+++ EXTRACTED MATERIAL

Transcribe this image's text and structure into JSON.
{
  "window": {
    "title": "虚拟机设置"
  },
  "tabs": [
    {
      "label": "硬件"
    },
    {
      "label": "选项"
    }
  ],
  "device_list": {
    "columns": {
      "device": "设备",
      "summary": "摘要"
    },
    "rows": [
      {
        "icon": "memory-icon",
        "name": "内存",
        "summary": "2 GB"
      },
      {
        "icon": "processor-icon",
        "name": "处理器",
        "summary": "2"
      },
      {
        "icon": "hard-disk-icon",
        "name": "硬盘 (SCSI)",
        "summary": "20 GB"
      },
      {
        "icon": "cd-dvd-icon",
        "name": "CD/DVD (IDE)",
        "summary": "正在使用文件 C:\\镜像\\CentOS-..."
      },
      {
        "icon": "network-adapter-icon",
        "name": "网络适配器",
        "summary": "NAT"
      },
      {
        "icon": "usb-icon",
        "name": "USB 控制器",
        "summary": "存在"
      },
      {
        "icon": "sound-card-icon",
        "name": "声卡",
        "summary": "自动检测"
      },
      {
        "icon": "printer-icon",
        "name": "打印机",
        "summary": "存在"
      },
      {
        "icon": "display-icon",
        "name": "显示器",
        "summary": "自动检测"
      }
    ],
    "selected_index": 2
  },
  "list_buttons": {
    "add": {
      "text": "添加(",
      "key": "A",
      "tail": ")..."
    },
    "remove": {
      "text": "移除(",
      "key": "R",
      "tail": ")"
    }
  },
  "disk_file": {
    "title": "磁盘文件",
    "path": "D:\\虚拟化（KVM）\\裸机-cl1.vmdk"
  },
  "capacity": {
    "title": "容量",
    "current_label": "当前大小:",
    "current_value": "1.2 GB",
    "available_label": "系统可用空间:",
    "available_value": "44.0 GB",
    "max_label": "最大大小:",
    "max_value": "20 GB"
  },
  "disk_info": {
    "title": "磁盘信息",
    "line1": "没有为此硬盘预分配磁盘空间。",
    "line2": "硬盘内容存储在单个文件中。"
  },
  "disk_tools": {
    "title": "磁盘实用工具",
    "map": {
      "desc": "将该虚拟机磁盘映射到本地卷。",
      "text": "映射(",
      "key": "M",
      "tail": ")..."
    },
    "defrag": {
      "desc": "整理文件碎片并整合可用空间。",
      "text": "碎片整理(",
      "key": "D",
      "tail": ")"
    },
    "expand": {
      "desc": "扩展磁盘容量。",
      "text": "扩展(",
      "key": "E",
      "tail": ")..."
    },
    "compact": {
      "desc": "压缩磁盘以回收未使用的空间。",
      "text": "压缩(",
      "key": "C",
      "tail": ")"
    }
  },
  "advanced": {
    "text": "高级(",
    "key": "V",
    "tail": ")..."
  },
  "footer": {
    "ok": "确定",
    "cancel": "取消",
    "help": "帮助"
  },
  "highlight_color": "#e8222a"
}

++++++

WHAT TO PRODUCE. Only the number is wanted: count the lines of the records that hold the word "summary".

ANSWER AREA. 10